We took the self-guided walking tour and had a great time. At one point, the front desk guy saw us walking around with our guidebooks and said, "We should hire you guys." That's us. Nerdy walking tour people.
As we were getting started, people were assembling for a wedding that was taking place upstairs. Not everyone had picked up their boutonniere.
Grand Lodge, as mentioned before, was a Masonic retirement home until 1999, when the Masons built a more modern retirement facility behind the original, and sold Grand Lodge to McMenamins. A year later the hotel opened for business. This makes it different from Edgefield, which was abandoned and dilapidated for a long time before the company bought and refurbished it. This building was in good shape.
Really awesome mosaic tiling, to go with the excellent original tile floors.
Matt becomes the dog, which is a greeter from the main entrance.
Masonic detail on the fireplace.
Quote from one of the sitting rooms.
Really beautiful picture. The art was chosen to reflect the history and the community, including Forest Grove's large Hispanic community.
Pictures of orphans playing in the snow. One of them is wearing striped socks that appear in a painting painted for the site.
The rooms all have names. I enjoyed that this one was called Mike's Light Bulb Room.
Art detail on the electrical panel.
Fabulous picture of Richard Nixon visiting Pacific University. One of the Fraternity Brothers managed to sneak the Pacific University mascot into the photo.
Ad to support the effort of building of the home.
I loved this picture of some of the last residents.
Another of the sitting rooms.

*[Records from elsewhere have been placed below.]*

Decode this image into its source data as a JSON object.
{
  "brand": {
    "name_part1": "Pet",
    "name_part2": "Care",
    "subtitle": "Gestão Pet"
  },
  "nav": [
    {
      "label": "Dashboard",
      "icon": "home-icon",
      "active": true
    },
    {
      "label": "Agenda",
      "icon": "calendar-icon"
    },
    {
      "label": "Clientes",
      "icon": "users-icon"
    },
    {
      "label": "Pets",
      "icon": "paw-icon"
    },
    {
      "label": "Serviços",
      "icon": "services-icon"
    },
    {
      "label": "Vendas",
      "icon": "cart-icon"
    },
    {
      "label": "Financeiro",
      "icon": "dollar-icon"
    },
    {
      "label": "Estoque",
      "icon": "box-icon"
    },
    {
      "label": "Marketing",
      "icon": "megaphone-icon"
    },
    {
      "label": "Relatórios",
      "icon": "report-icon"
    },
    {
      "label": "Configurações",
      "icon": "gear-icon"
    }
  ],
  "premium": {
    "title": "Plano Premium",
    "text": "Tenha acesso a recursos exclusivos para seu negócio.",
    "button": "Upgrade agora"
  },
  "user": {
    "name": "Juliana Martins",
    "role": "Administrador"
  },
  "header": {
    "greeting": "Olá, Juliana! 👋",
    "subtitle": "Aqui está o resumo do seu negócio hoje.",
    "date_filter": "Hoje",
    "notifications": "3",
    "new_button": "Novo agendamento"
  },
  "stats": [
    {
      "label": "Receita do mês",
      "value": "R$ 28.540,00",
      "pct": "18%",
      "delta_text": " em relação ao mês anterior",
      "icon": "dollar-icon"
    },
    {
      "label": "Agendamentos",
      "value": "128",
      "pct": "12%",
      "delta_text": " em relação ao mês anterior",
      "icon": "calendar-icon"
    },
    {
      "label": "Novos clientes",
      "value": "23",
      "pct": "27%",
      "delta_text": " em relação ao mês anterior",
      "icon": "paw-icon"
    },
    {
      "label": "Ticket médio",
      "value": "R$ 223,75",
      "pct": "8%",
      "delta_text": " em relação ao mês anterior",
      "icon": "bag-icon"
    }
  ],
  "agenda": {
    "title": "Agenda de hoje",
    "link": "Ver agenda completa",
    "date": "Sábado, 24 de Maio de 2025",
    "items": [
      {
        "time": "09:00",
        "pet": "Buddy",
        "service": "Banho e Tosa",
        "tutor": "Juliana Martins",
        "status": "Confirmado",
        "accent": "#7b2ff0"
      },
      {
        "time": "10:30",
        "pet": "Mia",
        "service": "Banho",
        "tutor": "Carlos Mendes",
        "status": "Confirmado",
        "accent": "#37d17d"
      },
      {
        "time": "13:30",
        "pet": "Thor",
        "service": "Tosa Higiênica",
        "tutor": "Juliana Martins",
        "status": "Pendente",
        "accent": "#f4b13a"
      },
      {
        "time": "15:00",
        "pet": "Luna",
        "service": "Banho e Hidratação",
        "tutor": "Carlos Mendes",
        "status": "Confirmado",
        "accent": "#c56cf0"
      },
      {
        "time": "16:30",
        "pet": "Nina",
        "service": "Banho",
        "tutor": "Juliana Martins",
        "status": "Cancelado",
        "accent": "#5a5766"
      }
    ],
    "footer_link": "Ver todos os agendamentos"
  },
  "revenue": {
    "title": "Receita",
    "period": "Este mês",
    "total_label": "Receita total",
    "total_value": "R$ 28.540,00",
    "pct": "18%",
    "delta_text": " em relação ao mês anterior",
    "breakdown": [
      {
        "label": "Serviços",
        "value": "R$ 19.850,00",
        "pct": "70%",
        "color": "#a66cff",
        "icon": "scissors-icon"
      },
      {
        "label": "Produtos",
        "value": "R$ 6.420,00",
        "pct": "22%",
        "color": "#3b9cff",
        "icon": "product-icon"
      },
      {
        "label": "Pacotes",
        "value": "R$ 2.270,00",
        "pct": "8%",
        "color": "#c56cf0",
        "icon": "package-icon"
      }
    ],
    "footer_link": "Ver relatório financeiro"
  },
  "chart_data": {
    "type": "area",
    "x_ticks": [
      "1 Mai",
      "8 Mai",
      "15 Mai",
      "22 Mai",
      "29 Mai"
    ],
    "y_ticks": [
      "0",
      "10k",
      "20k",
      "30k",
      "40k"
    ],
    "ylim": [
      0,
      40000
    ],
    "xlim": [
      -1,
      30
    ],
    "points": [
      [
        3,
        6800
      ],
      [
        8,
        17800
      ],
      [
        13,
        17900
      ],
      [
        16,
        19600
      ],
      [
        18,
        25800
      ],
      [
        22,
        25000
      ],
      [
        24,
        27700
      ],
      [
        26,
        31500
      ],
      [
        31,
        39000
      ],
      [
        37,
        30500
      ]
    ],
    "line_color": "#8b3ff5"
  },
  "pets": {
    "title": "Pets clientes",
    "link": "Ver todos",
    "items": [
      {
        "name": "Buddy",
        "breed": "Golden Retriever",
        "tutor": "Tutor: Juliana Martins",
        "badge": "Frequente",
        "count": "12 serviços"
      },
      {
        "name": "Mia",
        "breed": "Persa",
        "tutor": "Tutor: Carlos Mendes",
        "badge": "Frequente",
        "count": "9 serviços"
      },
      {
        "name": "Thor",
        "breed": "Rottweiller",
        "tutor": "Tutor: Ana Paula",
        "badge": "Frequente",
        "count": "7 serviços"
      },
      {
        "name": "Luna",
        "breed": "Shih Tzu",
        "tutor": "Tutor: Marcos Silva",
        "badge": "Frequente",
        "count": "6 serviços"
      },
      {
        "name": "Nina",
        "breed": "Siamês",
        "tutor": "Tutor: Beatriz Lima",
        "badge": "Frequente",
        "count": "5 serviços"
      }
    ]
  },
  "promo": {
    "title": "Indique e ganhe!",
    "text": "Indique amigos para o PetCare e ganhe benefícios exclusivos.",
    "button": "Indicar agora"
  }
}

The lady painted on this door is a portrait of a ghost one of the artists saw while working. It's a very true-to-life (true-to-ghost?) portrait, scaring me a few times as I glanced down the hallway.
The back porches of the Grand Lodge had slides to make it easier for residents to escape in case of fire. Here's a fantastical painting of them in use. Which I don't think they ever were.
Photo of the Mozart Room, where we spent some of our time.
This painting is a portrait of a resident who was a photographer in World War II.
Another favorite room name: Pioneer Japanese Students.
More excellent mosaic and an early trapper.
I liked this portrait of a dog.
And liked even better the poem that went with it.
The entire downstairs was a mosaic frenzy. I wondered how long it took the artists to complete the mosaics.
Beautiful detail added to the pipes.
Matt reads the last of his tour, while leaning against a mosaic.
We enjoyed our walking tour.